Source: Carl-Viggo Hølmebakk
Photography: Carl-Viggo Hølmebakk
The annex is connected to an existing summerhouse from 1964, situated on the very south coast of Norway. The small building holds two bedrooms with beds for eight persons in all.
A function just as important as the bedrooms was to create an outdoor space for relaxing, playing and other activities. The new building, the existing house and a vertical rock create an intimate court that opens towards south. The courtroom is partly covered by a transparent wooden and fibreglass roof, partly by the branches of a cherry tree and a wild apple tree.

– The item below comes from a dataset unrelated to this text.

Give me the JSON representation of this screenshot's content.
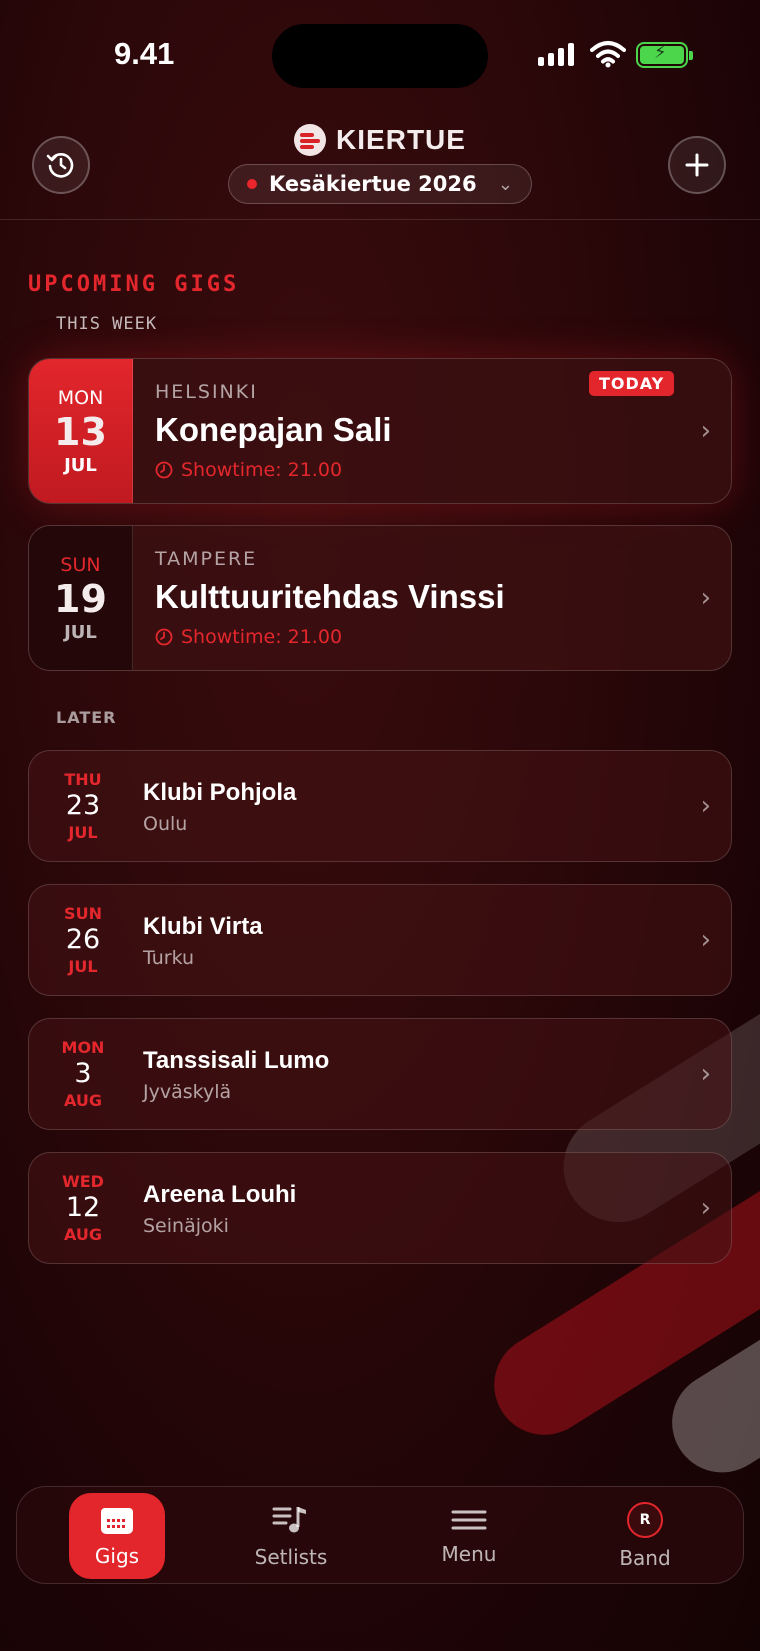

A sustaining wall lifts the terrain to a horizontal terrace covered with sea shell gravel. The annex itself is founded on pillars and adapts to the gravel plateau.
Because of the specified function of the building, and its small size (ca. 20m2), it was possible to design the rooms in detail, with no need for flexibility or general space. The main wooden skeleton therefore includes not only the primary structure, but also structure for glazing and fixed furniture. This “climbing frame” is exposed both on the inside and outside, and makes frames for different infills and materials: siding boards, plywood, masonry, glass, venetian blinds, mattresses etc. The principle generated an almost primitive detailing, most clearly expressed in the glazing, where the glass panels are glued directly into the wooden structure without moulding or mountings.
All wooden components, from the primary posts and beams to the plywood sheets, was pre-cut and mounted by a local carpenter. The cabinets for washing and storage was produced as units, transported by boat and carried by eight men up some quite steep hills.
Gordon and Inger-Sophie Hølmebakk
Siv.ing. Terje Orlien
Building: Arnt Reme
Masonry: Arnt Kristensen
Tinsmith: André Warmbrodt
Cabinets: Aagaards snekkerverksted as